Segment Start: DATA TO EXAMINE
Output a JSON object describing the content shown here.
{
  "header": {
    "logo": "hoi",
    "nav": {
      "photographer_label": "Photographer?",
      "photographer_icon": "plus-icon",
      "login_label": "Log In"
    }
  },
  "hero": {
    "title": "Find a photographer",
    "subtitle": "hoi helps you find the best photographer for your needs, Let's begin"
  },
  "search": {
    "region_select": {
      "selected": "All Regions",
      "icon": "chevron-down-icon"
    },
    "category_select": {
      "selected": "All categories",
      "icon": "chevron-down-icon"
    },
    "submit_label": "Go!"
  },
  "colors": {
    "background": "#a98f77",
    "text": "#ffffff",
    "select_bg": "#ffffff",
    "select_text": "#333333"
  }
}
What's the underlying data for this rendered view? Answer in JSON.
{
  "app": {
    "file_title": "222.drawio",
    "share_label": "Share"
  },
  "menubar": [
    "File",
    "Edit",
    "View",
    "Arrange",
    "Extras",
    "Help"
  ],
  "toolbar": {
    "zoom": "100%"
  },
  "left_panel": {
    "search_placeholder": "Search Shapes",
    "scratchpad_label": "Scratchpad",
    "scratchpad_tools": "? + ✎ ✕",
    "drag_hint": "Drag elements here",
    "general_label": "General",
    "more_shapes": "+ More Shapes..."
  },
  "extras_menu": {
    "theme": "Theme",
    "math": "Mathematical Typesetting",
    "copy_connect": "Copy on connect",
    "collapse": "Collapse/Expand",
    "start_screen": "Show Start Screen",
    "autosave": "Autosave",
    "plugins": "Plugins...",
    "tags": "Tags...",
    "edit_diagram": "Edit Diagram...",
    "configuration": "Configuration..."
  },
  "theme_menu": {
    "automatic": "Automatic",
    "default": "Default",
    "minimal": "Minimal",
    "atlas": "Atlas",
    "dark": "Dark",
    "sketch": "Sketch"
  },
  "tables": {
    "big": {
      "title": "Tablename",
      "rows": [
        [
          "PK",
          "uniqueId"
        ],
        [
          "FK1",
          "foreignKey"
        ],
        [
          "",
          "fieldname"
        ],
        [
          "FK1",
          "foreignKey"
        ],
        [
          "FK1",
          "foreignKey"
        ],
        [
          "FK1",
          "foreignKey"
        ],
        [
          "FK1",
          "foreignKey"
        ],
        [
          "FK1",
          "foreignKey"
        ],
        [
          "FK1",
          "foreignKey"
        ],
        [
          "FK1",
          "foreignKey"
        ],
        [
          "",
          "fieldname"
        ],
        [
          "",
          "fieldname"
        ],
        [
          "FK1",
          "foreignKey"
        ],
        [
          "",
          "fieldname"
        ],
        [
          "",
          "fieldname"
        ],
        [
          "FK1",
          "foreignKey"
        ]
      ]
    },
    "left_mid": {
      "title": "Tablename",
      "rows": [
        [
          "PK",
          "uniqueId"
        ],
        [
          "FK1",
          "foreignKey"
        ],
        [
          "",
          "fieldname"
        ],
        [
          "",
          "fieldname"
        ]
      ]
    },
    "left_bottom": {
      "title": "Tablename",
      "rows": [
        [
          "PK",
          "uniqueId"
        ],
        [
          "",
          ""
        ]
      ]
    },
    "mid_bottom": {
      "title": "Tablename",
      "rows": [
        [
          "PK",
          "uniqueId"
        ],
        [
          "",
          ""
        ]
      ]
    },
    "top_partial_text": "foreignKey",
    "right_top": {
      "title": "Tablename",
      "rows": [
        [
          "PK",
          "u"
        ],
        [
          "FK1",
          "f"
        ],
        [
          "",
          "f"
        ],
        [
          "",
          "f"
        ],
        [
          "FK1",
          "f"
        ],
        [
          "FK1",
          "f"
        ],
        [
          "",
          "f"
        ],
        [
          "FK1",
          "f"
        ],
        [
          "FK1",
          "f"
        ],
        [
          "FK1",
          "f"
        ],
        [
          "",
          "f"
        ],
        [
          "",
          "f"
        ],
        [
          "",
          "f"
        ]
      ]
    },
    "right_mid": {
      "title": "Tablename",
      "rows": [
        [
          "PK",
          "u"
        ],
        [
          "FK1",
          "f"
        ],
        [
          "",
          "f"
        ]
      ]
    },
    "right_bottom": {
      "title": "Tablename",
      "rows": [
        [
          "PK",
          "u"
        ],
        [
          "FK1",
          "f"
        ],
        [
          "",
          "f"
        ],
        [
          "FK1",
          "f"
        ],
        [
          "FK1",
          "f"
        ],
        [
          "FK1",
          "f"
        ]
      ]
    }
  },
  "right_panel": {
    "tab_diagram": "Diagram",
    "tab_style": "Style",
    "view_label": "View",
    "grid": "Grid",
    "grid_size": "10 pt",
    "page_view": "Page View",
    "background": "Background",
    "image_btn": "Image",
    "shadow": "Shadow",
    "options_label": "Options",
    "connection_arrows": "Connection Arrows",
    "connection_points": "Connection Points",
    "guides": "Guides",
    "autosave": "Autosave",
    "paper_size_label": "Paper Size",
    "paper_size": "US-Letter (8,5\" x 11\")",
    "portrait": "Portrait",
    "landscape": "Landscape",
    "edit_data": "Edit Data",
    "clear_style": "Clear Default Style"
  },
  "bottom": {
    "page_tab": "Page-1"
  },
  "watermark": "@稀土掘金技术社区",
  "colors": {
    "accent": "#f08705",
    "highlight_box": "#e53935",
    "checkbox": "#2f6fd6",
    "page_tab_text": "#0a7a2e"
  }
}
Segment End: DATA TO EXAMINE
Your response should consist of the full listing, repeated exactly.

#### [WRITTEN RESPONSE]
Output a JSON object describing the content shown here.
{
  "header": {
    "logo": "hoi",
    "nav": {
      "photographer_label": "Photographer?",
      "photographer_icon": "plus-icon",
      "login_label": "Log In"
    }
  },
  "hero": {
    "title": "Find a photographer",
    "subtitle": "hoi helps you find the best photographer for your needs, Let's begin"
  },
  "search": {
    "region_select": {
      "selected": "All Regions",
      "icon": "chevron-down-icon"
    },
    "category_select": {
      "selected": "All categories",
      "icon": "chevron-down-icon"
    },
    "submit_label": "Go!"
  },
  "colors": {
    "background": "#a98f77",
    "text": "#ffffff",
    "select_bg": "#ffffff",
    "select_text": "#333333"
  }
}
What's the underlying data for this rendered view? Answer in JSON.
{
  "app": {
    "file_title": "222.drawio",
    "share_label": "Share"
  },
  "menubar": [
    "File",
    "Edit",
    "View",
    "Arrange",
    "Extras",
    "Help"
  ],
  "toolbar": {
    "zoom": "100%"
  },
  "left_panel": {
    "search_placeholder": "Search Shapes",
    "scratchpad_label": "Scratchpad",
    "scratchpad_tools": "? + ✎ ✕",
    "drag_hint": "Drag elements here",
    "general_label": "General",
    "more_shapes": "+ More Shapes..."
  },
  "extras_menu": {
    "theme": "Theme",
    "math": "Mathematical Typesetting",
    "copy_connect": "Copy on connect",
    "collapse": "Collapse/Expand",
    "start_screen": "Show Start Screen",
    "autosave": "Autosave",
    "plugins": "Plugins...",
    "tags": "Tags...",
    "edit_diagram": "Edit Diagram...",
    "configuration": "Configuration..."
  },
  "theme_menu": {
    "automatic": "Automatic",
    "default": "Default",
    "minimal": "Minimal",
    "atlas": "Atlas",
    "dark": "Dark",
    "sketch": "Sketch"
  },
  "tables": {
    "big": {
      "title": "Tablename",
      "rows": [
        [
          "PK",
          "uniqueId"
        ],
        [
          "FK1",
          "foreignKey"
        ],
        [
          "",
          "fieldname"
        ],
        [
          "FK1",
          "foreignKey"
        ],
        [
          "FK1",
          "foreignKey"
        ],
        [
          "FK1",
          "foreignKey"
        ],
        [
          "FK1",
          "foreignKey"
        ],
        [
          "FK1",
          "foreignKey"
        ],
        [
          "FK1",
          "foreignKey"
        ],
        [
          "FK1",
          "foreignKey"
        ],
        [
          "",
          "fieldname"
        ],
        [
          "",
          "fieldname"
        ],
        [
          "FK1",
          "foreignKey"
        ],
        [
          "",
          "fieldname"
        ],
        [
          "",
          "fieldname"
        ],
        [
          "FK1",
          "foreignKey"
        ]
      ]
    },
    "left_mid": {
      "title": "Tablename",
      "rows": [
        [
          "PK",
          "uniqueId"
        ],
        [
          "FK1",
          "foreignKey"
        ],
        [
          "",
          "fieldname"
        ],
        [
          "",
          "fieldname"
        ]
      ]
    },
    "left_bottom": {
      "title": "Tablename",
      "rows": [
        [
          "PK",
          "uniqueId"
        ],
        [
          "",
          ""
        ]
      ]
    },
    "mid_bottom": {
      "title": "Tablename",
      "rows": [
        [
          "PK",
          "uniqueId"
        ],
        [
          "",
          ""
        ]
      ]
    },
    "top_partial_text": "foreignKey",
    "right_top": {
      "title": "Tablename",
      "rows": [
        [
          "PK",
          "u"
        ],
        [
          "FK1",
          "f"
        ],
        [
          "",
          "f"
        ],
        [
          "",
          "f"
        ],
        [
          "FK1",
          "f"
        ],
        [
          "FK1",
          "f"
        ],
        [
          "",
          "f"
        ],
        [
          "FK1",
          "f"
        ],
        [
          "FK1",
          "f"
        ],
        [
          "FK1",
          "f"
        ],
        [
          "",
          "f"
        ],
        [
          "",
          "f"
        ],
        [
          "",
          "f"
        ]
      ]
    },
    "right_mid": {
      "title": "Tablename",
      "rows": [
        [
          "PK",
          "u"
        ],
        [
          "FK1",
          "f"
        ],
        [
          "",
          "f"
        ]
      ]
    },
    "right_bottom": {
      "title": "Tablename",
      "rows": [
        [
          "PK",
          "u"
        ],
        [
          "FK1",
          "f"
        ],
        [
          "",
          "f"
        ],
        [
          "FK1",
          "f"
        ],
        [
          "FK1",
          "f"
        ],
        [
          "FK1",
          "f"
        ]
      ]
    }
  },
  "right_panel": {
    "tab_diagram": "Diagram",
    "tab_style": "Style",
    "view_label": "View",
    "grid": "Grid",
    "grid_size": "10 pt",
    "page_view": "Page View",
    "background": "Background",
    "image_btn": "Image",
    "shadow": "Shadow",
    "options_label": "Options",
    "connection_arrows": "Connection Arrows",
    "connection_points": "Connection Points",
    "guides": "Guides",
    "autosave": "Autosave",
    "paper_size_label": "Paper Size",
    "paper_size": "US-Letter (8,5\" x 11\")",
    "portrait": "Portrait",
    "landscape": "Landscape",
    "edit_data": "Edit Data",
    "clear_style": "Clear Default Style"
  },
  "bottom": {
    "page_tab": "Page-1"
  },
  "watermark": "@稀土掘金技术社区",
  "colors": {
    "accent": "#f08705",
    "highlight_box": "#e53935",
    "checkbox": "#2f6fd6",
    "page_tab_text": "#0a7a2e"
  }
}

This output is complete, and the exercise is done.